Involved in an arrest? What are your rights to free legal advice


If you or someone you know has been involved in a situation which has escalated into an arrest, then its important that you are aware of your rights to free legal advice.

As clearly stated on, below is guidance on what your rights are if you are involved in an arrest.

Upon arrival at the police station, the custody officer will explain your custodial rights which include:

  • The right to get free legal advice
  • The right to tell someone where you are
  • The right to have medical help if you’re feeling ill
  • The right to see the rules the police must follow
  • The right to see a written notice telling you about your rights, e.g regular breaks for food and to use the toilet (you can ask for a notice in your language) or an interpreter to if you do not speak English.

Let’s take a look at the first point – the right to get free legal advice.

What does this mean and how can Burnett Barker help you or a loved one in this situation?

Legal advice at the police station

When questioned, you have the right to have access to free legal advice (known as legal aid). It is your choice whether you choose to have a legal representative in the room with you. If you turn it down initially, you may change your mind at a later point.

If you have asked for legal advice, then the police are unable to question you until you have got it (with some exceptions). It’s important to note that the police can make you wait for legal advice and the longest you can wait at the police station after arrival is 36 hours (or 48 hours for suspected terrorism).

How can you gain access to free legal advice?

There are three ways for you to access free legal advice;

  1. Ask for the “duty” solicitor (available 24 hours a day and wholly independent of the police. The duty solicitor will be able to represent you for free)
  2. Ask the police to contact the Defence Solicitor Call Centre (DSCC)
  3. Ask the police to call your own preferred solicitor

Your solicitor has arrived – what to expect

Once your solicitor has arrived, your solicitor will be given a ‘disclosure’ by the police. This notice will outline the reasons for the arrest, details of the alleged, any evidence the police have against you and that formal questioning will be used to gain further evidence.

You will also be entitled to a private consultation with your solicitor without any police present. This will be an opportunity for your solicitor to ascertain that you’ve been informed of your rights, provide legal advice and take instruction.

Your legal rights during a formal interview

Prior to the interview, your solicitor should advise you or your loved one of the best courses of action. Typically, there are three options available; answer all questions fully, answer “no comment” to all questions, provide a written statement then answer “no comment” to further questioning.

During the interview, your solicitor should be present (alongside an appropriate adult/interpreter if required) and you are within your rights to request for the interview to be terminated if you require any further legal advice.

How Burnett Barker can help if you’ve been arrested

Our criminal defence solicitors are highly skilled at supporting clients through every step of the criminal justice process, starting at the police station.
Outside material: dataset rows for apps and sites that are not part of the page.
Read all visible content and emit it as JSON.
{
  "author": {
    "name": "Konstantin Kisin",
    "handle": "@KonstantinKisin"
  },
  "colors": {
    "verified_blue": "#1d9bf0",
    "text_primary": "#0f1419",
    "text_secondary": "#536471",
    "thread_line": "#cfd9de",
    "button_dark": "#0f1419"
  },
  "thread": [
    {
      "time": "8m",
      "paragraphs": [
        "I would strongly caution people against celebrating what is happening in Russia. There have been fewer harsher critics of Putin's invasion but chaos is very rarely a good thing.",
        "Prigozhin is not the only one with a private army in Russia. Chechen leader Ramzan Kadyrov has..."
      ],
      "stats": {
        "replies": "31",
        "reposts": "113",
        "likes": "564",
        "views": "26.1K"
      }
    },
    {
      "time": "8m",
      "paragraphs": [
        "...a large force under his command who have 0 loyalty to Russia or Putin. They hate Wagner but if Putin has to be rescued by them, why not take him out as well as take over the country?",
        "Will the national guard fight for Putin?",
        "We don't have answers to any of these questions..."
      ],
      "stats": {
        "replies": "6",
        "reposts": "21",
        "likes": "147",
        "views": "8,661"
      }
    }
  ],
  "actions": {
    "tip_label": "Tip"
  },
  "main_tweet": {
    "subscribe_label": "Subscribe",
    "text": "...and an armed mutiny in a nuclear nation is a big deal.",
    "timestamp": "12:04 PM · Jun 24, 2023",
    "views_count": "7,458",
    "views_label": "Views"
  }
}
If you would like us to provide you with free legal advice, then simply ask the police to phone Burnett Barker Solicitors. Your request will be passed through the Defence Solicitor Call Centre and we will be contacted on your behalf. We have a contract with the legal aid authority, so whilst you are under arrest at the police station you will not have to pay for our services.
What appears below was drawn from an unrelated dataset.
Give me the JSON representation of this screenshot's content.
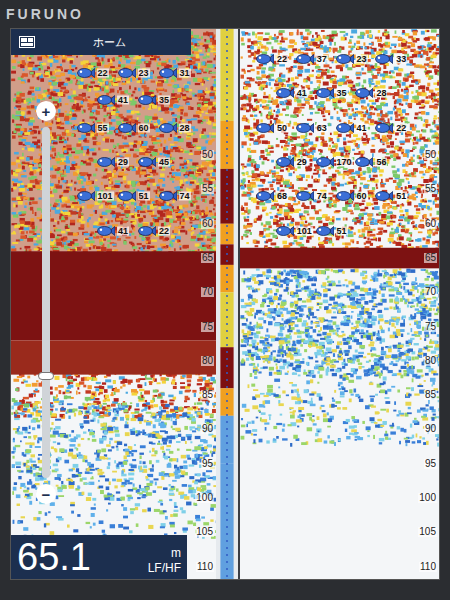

Whatever your situation, we believe in the phrase “innocent until proven guilty” and we have the expertise to work closely with you or your loved one during your time of need.

For more information about our criminal law services, please phone us on 01284 701131 or email